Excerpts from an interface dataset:
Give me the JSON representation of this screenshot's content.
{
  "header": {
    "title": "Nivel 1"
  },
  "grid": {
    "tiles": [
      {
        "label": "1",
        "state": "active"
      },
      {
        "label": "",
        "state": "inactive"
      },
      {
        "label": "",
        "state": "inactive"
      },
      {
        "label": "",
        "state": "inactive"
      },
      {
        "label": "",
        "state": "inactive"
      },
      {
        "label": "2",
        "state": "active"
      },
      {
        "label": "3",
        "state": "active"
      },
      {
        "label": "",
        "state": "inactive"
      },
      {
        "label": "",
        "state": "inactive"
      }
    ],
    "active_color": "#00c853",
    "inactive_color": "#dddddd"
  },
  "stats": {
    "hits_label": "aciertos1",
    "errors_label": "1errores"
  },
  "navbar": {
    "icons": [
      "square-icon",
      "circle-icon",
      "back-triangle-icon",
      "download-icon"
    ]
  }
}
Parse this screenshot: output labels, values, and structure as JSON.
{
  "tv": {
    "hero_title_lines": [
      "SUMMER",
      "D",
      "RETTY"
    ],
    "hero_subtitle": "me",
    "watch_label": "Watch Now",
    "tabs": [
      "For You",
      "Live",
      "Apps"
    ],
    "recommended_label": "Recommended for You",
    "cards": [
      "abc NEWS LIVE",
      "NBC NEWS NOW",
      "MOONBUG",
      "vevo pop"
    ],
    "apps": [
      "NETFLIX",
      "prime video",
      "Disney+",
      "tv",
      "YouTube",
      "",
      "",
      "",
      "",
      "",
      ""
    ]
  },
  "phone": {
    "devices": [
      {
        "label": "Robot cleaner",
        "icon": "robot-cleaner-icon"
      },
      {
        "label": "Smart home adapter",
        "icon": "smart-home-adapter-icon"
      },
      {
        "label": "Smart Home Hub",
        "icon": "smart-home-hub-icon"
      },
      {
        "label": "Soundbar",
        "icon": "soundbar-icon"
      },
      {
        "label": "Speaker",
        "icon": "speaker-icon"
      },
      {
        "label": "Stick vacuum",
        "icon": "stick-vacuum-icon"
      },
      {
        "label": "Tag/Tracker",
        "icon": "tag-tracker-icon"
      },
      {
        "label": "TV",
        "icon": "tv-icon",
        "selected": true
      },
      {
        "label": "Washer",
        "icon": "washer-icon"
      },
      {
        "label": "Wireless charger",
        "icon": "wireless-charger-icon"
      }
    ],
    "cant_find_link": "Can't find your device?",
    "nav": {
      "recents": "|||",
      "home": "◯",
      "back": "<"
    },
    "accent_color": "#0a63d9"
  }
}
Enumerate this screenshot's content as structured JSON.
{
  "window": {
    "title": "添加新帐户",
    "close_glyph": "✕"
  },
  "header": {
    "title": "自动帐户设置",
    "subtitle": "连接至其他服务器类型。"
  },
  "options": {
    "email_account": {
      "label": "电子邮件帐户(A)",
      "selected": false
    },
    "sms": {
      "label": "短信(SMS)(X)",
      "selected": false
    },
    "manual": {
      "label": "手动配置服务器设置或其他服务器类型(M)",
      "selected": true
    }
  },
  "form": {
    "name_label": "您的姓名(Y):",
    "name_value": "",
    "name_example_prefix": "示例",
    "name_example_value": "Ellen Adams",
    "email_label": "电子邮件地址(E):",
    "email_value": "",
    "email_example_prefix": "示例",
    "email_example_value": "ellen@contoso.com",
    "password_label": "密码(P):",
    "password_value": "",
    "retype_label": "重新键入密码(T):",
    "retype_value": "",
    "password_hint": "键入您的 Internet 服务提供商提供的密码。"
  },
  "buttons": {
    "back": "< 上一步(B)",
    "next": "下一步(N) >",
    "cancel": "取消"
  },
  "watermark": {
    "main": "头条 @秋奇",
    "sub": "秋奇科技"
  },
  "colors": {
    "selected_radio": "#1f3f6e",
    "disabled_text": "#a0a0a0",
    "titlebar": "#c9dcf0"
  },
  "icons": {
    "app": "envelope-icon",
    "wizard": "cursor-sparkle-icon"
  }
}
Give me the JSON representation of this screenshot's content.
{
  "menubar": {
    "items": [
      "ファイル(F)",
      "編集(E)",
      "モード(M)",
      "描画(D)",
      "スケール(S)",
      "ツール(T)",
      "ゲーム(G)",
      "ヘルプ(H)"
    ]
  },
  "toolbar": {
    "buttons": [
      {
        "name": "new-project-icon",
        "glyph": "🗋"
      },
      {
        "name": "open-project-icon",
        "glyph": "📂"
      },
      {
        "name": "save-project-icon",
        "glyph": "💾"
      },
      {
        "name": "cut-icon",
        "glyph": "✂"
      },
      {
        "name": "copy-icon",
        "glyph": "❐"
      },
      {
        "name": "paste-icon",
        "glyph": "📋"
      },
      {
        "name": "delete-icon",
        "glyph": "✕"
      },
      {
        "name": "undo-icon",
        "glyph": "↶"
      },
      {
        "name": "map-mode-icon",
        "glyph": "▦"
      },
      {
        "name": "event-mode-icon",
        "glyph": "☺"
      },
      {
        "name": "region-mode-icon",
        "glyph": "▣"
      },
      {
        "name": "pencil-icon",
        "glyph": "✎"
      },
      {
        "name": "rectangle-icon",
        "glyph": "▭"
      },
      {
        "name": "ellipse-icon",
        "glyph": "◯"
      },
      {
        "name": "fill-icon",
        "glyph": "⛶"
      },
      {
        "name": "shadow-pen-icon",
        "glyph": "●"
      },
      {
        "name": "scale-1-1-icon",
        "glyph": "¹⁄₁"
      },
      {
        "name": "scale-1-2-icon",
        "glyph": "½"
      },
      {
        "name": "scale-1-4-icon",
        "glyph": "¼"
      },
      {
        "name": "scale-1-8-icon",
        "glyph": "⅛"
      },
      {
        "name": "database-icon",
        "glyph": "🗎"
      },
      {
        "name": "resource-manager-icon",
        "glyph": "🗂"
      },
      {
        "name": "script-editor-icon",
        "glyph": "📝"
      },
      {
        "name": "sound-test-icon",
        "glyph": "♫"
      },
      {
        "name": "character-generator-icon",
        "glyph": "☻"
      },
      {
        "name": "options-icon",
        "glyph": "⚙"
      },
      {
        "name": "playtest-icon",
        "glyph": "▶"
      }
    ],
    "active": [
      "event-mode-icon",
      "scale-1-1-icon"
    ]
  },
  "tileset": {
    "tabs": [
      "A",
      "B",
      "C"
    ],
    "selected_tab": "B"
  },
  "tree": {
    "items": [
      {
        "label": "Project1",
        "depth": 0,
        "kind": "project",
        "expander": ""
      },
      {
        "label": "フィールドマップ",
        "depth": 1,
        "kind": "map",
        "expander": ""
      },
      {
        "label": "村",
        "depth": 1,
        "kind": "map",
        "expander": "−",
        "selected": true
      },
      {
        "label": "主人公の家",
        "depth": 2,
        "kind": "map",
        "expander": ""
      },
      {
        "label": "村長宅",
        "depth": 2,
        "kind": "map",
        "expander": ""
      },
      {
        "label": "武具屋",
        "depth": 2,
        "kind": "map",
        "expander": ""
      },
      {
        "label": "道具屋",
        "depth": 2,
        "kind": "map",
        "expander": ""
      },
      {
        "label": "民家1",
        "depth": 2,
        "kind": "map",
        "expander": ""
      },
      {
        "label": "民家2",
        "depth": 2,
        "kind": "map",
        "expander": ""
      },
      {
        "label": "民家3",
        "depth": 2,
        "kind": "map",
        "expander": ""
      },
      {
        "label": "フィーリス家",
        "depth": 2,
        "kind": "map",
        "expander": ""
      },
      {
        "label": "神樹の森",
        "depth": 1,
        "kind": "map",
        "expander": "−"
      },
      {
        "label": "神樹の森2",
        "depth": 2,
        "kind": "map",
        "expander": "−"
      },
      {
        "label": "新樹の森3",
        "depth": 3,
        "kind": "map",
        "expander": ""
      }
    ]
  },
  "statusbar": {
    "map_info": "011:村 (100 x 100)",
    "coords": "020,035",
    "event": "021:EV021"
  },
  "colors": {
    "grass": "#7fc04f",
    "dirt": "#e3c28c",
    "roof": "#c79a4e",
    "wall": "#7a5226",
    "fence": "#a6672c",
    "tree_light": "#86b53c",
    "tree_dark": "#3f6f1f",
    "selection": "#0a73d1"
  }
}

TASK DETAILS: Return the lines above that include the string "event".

RESPONSE FOR THIS EXERCISE:
        "name": "event-mode-icon",
      "event-mode-icon",
    "event": "021:EV021"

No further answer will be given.